Friday, February 17, 2017

A Dreadful Penny Dreadful

typorgraphical cover of The Dreadful Fate of Sir J. Franklin. It is a simple pamphlet on yellowing paper.When Sir John Franklin and his crew disappeared into Arctic waters in search of a northwest passage, it set off a massive hunt that lasted years. Expeditions from the United States and Great Britain failed time after time to find any trace. In 1854, nine years after Franklin set sail, John Rae discovered evidence of the demise of Franklin and his crew and sent the news back to England. It caused a sensation.

The search had captured the popular imagination, and the public still held out hope that the ships were in safe harbor, so Rae's bad news did not sit well. But there was one industry that was fully prepared to spread the news: the publishers of "penny dreadfuls." These inexpensive little publications reveled in the sensational and rushed to print the details they could glean from more respectable sources--sources that cost more and appealed to a different social stratum.  The Dreadful Fate of Sir J. Franklin (London: Saunders, Bros, 185_) describes the "melancholy termination" of Franklin's expedition. Included was this quote from Rae's official report:
From the mutilated state of many of the corpses and the contents of the kettles, it is evident that our wretched countrymen had been driven to the last resource--cannibalism--as a means of prolonging existence."
Just what the medium begged for. To read the sad tidings, ask for Stef G660.D72.

Tuesday, February 14, 2017

Dartmouth Chocolates

Image of Dartmouth Chocolate adversitement showing a well dressed man in an overcoat with a hat carrying a box of chocolates. There are two women, also well dressed clinging to his arm. Each woman holds a Dartmouth pennant.For Valentine's Day we offer you some Dartmouth Chocolates from Smith and Sons of White River Junction. From the cover of this 1912 promotional pocket calendar included with the chocolates, they seem to have an almost magical power. This Dartmouth Man's one-pound box has attracted a Gibson Girl for each arm. Is it him, or the chocolates they are after? To be safe, better get the chocolate!

The text inside the pocket calendar promises that you can exchange six them for a full size poster of the image, "one of the most beautiful things Mr. Clarence Underwood ever painted." We only have two...

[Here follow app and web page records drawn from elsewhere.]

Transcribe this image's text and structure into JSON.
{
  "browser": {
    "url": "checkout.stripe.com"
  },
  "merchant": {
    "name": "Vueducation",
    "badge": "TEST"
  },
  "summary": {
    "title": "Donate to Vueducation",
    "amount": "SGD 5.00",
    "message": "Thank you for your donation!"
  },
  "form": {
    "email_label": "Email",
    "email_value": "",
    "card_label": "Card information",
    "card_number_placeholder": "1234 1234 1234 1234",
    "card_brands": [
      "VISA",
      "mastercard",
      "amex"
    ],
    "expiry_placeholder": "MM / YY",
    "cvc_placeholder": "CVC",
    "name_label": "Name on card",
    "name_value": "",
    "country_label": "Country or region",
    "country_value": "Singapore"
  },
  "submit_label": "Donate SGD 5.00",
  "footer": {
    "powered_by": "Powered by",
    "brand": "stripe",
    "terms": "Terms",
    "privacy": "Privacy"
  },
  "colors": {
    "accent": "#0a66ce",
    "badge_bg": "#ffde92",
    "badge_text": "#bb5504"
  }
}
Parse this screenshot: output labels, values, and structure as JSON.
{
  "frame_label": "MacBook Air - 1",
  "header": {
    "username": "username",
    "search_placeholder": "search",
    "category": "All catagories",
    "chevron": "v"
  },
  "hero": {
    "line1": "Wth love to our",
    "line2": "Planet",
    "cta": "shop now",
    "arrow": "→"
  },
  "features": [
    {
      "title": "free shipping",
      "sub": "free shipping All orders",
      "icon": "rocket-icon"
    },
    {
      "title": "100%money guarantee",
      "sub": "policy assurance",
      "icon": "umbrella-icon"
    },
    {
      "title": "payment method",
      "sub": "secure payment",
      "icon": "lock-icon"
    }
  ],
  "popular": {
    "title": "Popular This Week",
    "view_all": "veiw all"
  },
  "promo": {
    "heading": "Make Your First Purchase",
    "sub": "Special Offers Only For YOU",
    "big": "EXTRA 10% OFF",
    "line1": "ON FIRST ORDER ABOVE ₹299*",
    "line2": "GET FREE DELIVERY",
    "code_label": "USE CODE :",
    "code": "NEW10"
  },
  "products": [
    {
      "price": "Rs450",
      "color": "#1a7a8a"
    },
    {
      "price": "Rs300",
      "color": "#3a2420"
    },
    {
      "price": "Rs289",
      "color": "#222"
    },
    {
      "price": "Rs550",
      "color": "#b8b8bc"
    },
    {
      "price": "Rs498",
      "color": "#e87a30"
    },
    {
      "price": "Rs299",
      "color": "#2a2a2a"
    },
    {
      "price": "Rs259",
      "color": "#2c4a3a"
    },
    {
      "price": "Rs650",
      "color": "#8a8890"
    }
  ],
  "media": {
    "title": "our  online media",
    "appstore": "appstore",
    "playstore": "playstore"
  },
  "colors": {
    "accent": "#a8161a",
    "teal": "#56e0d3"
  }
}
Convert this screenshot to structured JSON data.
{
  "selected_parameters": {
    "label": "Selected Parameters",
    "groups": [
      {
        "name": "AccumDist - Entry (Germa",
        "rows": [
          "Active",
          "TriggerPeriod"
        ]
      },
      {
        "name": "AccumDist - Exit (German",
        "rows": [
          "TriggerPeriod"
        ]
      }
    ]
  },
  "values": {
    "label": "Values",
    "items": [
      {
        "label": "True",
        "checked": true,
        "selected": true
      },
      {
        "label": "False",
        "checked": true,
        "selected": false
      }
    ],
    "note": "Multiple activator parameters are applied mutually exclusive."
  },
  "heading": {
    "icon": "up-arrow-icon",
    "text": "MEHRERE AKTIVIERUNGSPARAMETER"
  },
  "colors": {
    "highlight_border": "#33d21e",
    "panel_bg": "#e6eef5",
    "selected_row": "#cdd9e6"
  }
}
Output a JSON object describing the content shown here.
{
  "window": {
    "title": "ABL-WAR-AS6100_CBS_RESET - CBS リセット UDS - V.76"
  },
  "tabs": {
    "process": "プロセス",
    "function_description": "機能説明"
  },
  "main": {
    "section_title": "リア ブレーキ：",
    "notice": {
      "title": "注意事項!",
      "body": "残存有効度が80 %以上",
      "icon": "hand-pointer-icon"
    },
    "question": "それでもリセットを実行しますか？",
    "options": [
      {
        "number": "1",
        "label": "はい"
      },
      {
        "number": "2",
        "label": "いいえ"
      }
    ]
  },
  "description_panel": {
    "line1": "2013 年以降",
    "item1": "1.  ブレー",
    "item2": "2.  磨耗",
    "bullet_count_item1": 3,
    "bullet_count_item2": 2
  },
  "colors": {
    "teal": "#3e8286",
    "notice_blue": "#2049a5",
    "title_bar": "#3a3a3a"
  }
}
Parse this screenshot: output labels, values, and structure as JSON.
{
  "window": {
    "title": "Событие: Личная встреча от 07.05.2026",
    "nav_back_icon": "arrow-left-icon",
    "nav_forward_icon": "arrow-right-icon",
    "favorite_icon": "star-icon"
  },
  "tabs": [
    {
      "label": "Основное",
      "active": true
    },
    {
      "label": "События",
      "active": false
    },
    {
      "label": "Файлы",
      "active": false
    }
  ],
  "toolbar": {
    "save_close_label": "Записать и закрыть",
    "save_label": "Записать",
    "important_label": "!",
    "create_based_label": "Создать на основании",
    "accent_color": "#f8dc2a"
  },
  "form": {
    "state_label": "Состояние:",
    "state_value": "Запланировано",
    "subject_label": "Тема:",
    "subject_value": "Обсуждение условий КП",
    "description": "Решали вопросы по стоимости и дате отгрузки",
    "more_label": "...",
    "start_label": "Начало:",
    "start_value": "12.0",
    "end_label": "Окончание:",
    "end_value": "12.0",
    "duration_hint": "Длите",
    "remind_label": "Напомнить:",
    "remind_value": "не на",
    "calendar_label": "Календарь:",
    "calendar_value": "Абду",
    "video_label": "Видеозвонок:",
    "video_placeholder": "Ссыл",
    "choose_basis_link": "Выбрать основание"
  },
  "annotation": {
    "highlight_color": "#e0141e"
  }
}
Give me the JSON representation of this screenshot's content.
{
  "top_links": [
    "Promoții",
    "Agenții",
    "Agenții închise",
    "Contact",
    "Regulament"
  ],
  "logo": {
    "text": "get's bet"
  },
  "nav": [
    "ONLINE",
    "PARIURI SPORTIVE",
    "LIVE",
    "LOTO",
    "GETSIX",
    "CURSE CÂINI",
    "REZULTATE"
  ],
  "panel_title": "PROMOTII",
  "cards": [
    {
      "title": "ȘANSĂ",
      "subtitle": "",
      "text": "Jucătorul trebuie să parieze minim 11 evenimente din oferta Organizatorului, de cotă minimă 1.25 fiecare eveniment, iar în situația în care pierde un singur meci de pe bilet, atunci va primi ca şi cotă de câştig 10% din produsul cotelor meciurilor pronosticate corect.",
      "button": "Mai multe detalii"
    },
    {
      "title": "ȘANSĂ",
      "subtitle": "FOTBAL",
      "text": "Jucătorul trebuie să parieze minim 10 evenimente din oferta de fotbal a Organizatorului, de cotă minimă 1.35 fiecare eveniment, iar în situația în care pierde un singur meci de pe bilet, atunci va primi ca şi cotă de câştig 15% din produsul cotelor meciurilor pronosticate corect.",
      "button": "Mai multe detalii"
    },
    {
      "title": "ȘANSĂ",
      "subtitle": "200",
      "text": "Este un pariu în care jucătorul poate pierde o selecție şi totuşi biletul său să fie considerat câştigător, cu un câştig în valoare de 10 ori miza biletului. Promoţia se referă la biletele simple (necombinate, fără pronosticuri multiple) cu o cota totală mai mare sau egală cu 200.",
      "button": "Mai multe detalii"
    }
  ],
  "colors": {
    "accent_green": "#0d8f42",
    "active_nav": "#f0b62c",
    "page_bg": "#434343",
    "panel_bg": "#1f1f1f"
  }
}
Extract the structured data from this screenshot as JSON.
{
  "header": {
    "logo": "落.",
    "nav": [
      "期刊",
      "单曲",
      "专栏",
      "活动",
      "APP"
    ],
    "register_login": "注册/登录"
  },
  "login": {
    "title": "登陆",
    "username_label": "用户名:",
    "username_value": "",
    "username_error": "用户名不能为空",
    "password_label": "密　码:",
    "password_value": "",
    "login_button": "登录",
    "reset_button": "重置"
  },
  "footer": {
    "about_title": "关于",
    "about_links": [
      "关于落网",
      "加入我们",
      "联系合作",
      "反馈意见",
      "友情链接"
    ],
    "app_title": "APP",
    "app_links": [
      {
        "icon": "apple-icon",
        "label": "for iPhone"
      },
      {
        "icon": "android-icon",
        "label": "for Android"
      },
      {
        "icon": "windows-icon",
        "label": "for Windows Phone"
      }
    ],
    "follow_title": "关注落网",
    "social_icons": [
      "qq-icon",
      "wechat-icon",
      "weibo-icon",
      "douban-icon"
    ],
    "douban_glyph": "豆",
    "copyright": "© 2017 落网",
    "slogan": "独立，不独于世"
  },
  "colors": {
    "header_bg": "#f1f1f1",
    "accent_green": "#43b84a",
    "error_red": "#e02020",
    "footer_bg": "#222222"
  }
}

image of a round hard candy with Dartmouth College and a D worked into the candy in greey.
Inside our chocolate box is a little mystery. A piece of hard candy with "Dartmouth College" and the Dartmouth D worked into it. We're not sure why it is there, but it still looks edible.

To take a look ask for Realia 140.